## What is being asked
Using the material below, state how many of its lines contain the string "this", with no other words.

◇ ◇ ◇ ◇ ◇

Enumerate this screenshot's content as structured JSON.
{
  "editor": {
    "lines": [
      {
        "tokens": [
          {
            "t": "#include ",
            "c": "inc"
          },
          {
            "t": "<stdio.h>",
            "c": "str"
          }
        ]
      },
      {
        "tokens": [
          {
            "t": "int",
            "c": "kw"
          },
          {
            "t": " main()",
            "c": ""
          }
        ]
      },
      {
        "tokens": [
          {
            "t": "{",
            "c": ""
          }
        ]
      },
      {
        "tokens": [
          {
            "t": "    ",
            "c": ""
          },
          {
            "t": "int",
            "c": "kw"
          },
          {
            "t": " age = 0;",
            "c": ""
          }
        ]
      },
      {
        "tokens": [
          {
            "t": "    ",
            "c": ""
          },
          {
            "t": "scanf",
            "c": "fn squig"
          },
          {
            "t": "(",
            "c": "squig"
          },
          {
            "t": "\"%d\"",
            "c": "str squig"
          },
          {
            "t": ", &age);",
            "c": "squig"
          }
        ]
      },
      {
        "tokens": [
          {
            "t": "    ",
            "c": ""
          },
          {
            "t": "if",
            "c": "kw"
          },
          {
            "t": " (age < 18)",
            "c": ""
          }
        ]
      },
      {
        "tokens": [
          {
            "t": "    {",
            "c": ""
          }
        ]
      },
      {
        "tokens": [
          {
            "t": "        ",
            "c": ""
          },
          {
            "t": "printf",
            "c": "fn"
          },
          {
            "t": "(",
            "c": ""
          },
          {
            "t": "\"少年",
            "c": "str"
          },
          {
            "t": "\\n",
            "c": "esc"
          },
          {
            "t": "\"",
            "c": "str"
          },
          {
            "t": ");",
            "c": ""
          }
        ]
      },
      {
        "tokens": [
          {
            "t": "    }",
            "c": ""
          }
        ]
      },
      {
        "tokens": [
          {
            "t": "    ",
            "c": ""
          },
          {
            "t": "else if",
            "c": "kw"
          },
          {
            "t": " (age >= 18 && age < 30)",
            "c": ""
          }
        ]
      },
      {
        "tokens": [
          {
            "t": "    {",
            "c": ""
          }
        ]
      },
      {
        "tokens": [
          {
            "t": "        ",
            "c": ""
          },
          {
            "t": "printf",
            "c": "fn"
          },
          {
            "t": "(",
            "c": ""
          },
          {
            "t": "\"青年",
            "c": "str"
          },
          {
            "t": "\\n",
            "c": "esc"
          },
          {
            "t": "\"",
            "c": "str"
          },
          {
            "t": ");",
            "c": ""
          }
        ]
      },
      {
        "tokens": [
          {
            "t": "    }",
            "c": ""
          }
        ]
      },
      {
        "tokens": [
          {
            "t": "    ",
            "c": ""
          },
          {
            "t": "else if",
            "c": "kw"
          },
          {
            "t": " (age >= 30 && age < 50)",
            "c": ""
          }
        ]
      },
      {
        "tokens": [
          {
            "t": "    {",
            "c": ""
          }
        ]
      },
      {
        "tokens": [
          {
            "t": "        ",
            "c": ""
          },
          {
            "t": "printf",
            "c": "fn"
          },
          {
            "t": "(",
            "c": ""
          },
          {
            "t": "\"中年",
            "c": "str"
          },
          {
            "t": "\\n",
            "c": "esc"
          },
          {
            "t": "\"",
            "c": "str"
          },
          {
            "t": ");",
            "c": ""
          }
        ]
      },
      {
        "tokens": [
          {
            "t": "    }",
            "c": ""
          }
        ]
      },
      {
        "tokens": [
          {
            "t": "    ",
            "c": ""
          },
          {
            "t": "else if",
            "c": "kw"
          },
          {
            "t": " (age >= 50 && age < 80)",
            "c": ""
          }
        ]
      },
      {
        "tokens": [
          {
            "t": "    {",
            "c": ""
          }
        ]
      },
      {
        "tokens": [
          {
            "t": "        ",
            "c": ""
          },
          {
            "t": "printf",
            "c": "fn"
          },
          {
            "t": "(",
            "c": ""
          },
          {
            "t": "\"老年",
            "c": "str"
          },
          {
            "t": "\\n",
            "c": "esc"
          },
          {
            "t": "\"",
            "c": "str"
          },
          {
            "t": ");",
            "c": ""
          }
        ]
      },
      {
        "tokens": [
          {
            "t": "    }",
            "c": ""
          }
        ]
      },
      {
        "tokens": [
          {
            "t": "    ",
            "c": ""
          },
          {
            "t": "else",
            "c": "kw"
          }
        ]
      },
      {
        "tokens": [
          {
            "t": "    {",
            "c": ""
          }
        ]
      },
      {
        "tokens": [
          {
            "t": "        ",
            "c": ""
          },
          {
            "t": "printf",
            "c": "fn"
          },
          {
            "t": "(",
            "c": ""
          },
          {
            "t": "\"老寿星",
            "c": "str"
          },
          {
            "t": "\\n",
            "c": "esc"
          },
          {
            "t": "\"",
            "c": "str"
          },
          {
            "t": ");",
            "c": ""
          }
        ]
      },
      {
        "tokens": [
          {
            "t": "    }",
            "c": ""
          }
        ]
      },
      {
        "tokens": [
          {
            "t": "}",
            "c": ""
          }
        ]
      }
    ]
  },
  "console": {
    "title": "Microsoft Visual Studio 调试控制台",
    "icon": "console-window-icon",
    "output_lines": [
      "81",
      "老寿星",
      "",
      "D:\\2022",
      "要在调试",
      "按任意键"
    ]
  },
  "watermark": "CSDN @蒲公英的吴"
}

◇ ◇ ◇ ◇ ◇

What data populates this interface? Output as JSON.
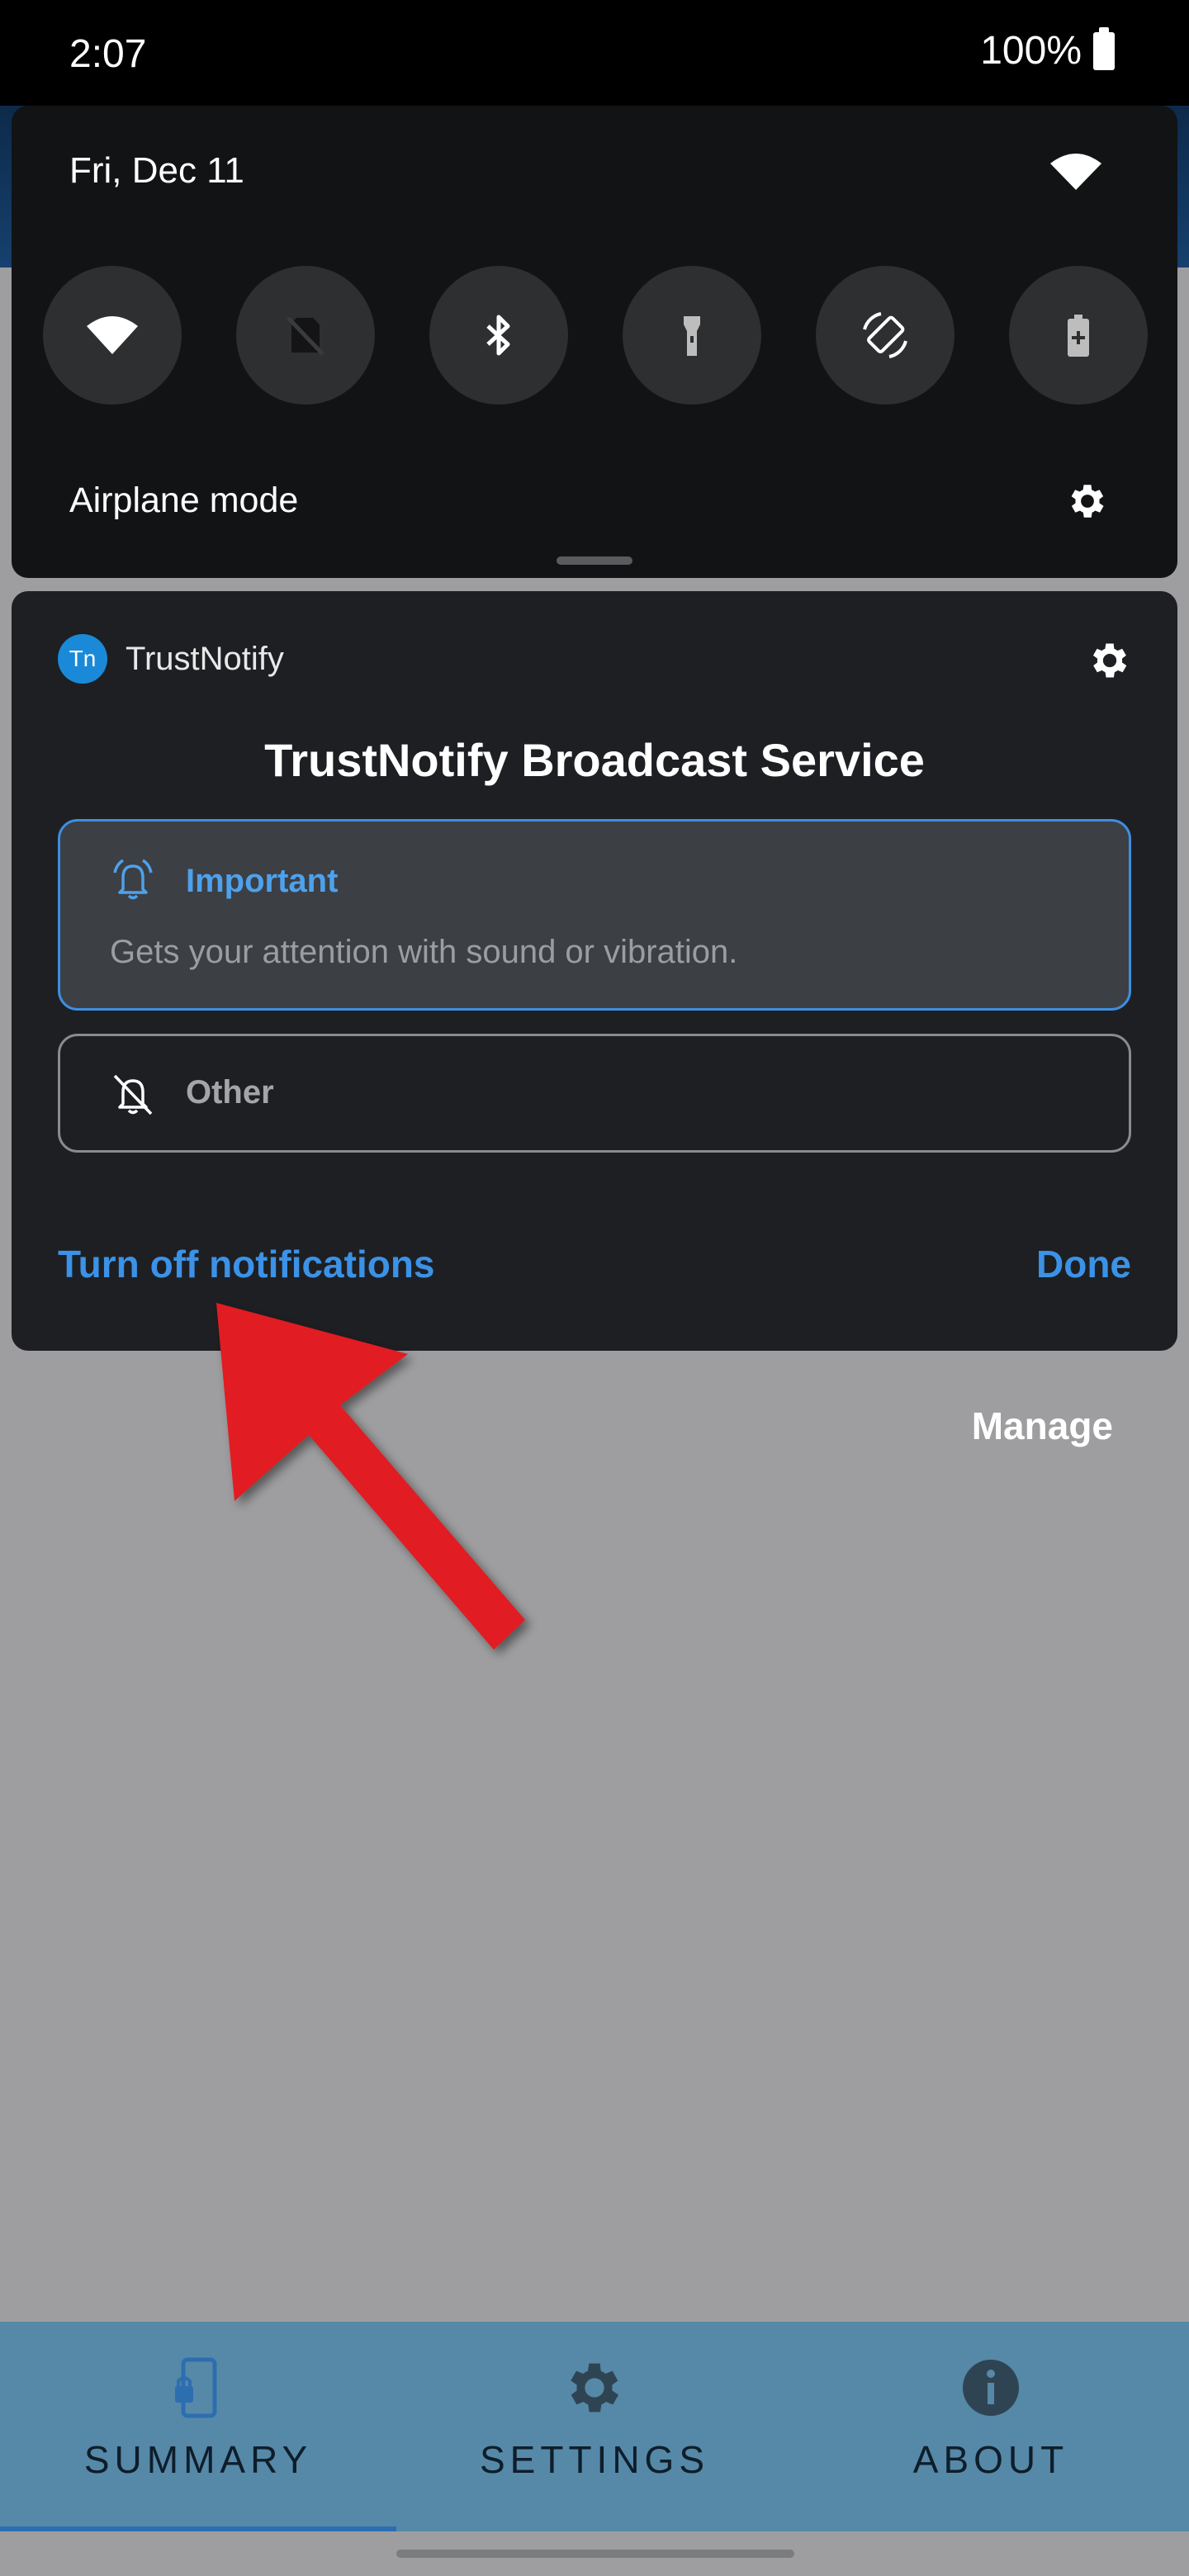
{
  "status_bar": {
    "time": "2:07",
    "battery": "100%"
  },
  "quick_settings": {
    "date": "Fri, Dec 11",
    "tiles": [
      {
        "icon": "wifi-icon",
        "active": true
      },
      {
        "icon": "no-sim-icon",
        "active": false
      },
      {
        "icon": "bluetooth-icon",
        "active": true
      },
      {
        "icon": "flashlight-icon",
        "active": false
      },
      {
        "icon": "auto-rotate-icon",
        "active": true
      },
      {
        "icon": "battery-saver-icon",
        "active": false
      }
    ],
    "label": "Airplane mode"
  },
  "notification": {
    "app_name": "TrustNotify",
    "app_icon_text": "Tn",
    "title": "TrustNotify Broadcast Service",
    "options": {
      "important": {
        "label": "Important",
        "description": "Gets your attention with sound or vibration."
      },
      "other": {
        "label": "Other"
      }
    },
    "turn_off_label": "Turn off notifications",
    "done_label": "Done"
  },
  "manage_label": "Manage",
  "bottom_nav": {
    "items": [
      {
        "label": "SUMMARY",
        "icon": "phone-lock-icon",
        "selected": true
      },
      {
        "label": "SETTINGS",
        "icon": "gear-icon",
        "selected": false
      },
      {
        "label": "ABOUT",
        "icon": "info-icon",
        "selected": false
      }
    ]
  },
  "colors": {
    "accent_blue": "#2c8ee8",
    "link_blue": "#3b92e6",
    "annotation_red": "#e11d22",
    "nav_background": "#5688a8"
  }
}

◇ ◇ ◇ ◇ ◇

## Exercise result
2